VIPR2, encoding a G-protein coupled receptor for neuropeptide VIP, is a master switch of circadian clock.
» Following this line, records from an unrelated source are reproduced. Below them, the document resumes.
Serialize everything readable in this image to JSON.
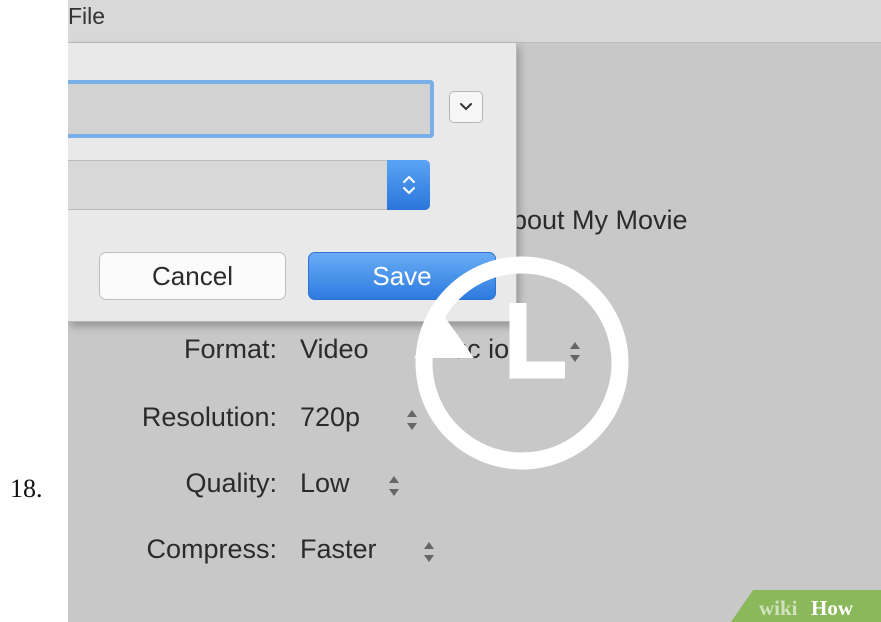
{
  "step_number": "18.",
  "menubar": {
    "file_label": "File"
  },
  "save_dialog": {
    "cancel_label": "Cancel",
    "save_label": "Save"
  },
  "export_settings": {
    "title_partial": "bout My Movie",
    "rows": [
      {
        "label": "Format:",
        "value": "Video ",
        "value_tail": "Auc io"
      },
      {
        "label": "Resolution:",
        "value": "720p"
      },
      {
        "label": "Quality:",
        "value": "Low"
      },
      {
        "label": "Compress:",
        "value": "Faster"
      }
    ]
  },
  "watermark": {
    "wiki": "wiki",
    "how": "How"
  },
  "colors": {
    "accent_blue": "#2d7be0",
    "window_gray": "#c8c8c8",
    "sheet_gray": "#e9e9e9",
    "watermark_green": "#8cb85c"
  },
  "icons": [
    "chevron-down-icon",
    "up-down-arrows-icon",
    "clock-icon",
    "arrow-up-icon"
  ]
}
Overexpression of human VIPR2 in a 550kb YAC alters circadian function in mice (Shen et al, PNAS2000;97:11575-80), and targeted deletion of endogenous Vipr2 leads to the loss of the circadian clock and jetlag (Harmar et al, Cell2002;109:497-508), suggesting VPAC2 receptor can be an effective drug target for sleeping disorders and jetlag;

5-HTT, encoding serotonin transporter, is associated with mood and unexpected pulmonary  function, and overexpression of human 5-HTT from a 500kb YAC vector leads to pulmonary arterial hypertension in transgenic mice (MacLean et al, Circulation 2004;109:2150-5) and altered anxiety (Jennings et al, J. Neurosci. 2006;26:8955-64) ;

Overexpression of truncated Disc1 from a 148kb BAC transgene is associated with schizophrenia-like phenotype in transgenic mice (Shen et al., J. Neurosci. 2008;28:10893-904), offering a mouse model for schizophrenic research.

Please see here for research publications.


  • Science Foundation Ireland (SFI)
  • Enterprise Ireland (EI)
  • Galway University Foundation (GUF)
  • China Scholarship Council (CSC)
  • Temple Street Foundation